- _Problem to work on_
Write out the material below again, line for line, without any images.

- _Data for analysis_

*****

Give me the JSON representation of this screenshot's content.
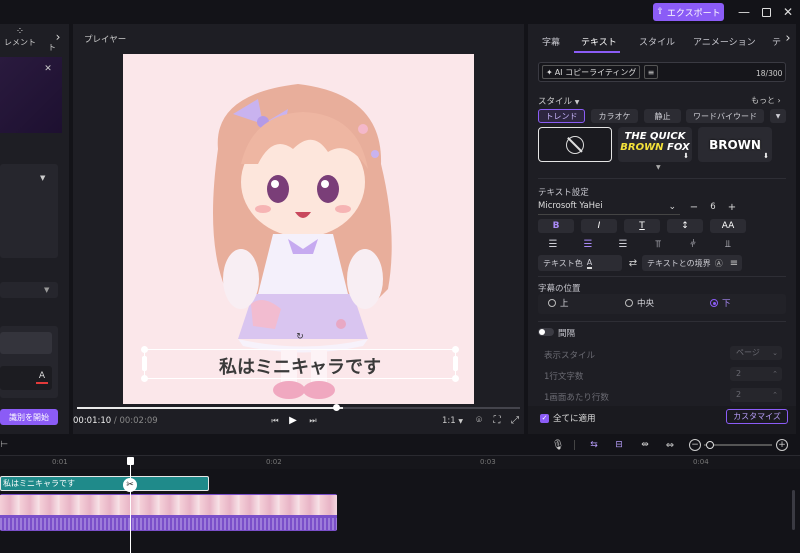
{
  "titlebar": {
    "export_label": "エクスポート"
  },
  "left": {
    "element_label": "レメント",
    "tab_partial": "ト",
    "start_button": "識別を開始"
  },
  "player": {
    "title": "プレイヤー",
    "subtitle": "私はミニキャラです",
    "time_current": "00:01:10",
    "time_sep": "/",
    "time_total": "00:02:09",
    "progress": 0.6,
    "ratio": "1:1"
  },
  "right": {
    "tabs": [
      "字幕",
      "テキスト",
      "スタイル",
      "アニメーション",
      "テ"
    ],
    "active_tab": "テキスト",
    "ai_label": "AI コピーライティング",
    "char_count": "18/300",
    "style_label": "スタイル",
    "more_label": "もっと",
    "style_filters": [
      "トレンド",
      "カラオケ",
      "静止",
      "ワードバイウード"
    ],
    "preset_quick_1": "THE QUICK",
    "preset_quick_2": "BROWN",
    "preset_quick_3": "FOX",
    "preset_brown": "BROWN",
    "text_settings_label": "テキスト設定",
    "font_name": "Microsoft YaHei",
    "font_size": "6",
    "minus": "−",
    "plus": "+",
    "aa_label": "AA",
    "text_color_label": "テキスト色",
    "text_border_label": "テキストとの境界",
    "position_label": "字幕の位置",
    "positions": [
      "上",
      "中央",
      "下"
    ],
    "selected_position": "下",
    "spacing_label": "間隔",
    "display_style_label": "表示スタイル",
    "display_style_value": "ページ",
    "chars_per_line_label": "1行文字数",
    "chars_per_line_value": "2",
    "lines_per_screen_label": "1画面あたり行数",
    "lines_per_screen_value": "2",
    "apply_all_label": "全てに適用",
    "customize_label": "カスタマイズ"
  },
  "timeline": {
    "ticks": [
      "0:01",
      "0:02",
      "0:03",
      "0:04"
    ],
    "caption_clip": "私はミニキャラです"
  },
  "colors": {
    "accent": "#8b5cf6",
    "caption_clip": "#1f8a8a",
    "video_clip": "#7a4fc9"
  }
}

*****

- _Task output_
Give me the JSON representation of this screenshot's content.
{
  "titlebar": {
    "export_label": "エクスポート"
  },
  "left": {
    "element_label": "レメント",
    "tab_partial": "ト",
    "start_button": "識別を開始"
  },
  "player": {
    "title": "プレイヤー",
    "subtitle": "私はミニキャラです",
    "time_current": "00:01:10",
    "time_sep": "/",
    "time_total": "00:02:09",
    "progress": 0.6,
    "ratio": "1:1"
  },
  "right": {
    "tabs": [
      "字幕",
      "テキスト",
      "スタイル",
      "アニメーション",
      "テ"
    ],
    "active_tab": "テキスト",
    "ai_label": "AI コピーライティング",
    "char_count": "18/300",
    "style_label": "スタイル",
    "more_label": "もっと",
    "style_filters": [
      "トレンド",
      "カラオケ",
      "静止",
      "ワードバイウード"
    ],
    "preset_quick_1": "THE QUICK",
    "preset_quick_2": "BROWN",
    "preset_quick_3": "FOX",
    "preset_brown": "BROWN",
    "text_settings_label": "テキスト設定",
    "font_name": "Microsoft YaHei",
    "font_size": "6",
    "minus": "−",
    "plus": "+",
    "aa_label": "AA",
    "text_color_label": "テキスト色",
    "text_border_label": "テキストとの境界",
    "position_label": "字幕の位置",
    "positions": [
      "上",
      "中央",
      "下"
    ],
    "selected_position": "下",
    "spacing_label": "間隔",
    "display_style_label": "表示スタイル",
    "display_style_value": "ページ",
    "chars_per_line_label": "1行文字数",
    "chars_per_line_value": "2",
    "lines_per_screen_label": "1画面あたり行数",
    "lines_per_screen_value": "2",
    "apply_all_label": "全てに適用",
    "customize_label": "カスタマイズ"
  },
  "timeline": {
    "ticks": [
      "0:01",
      "0:02",
      "0:03",
      "0:04"
    ],
    "caption_clip": "私はミニキャラです"
  },
  "colors": {
    "accent": "#8b5cf6",
    "caption_clip": "#1f8a8a",
    "video_clip": "#7a4fc9"
  }
}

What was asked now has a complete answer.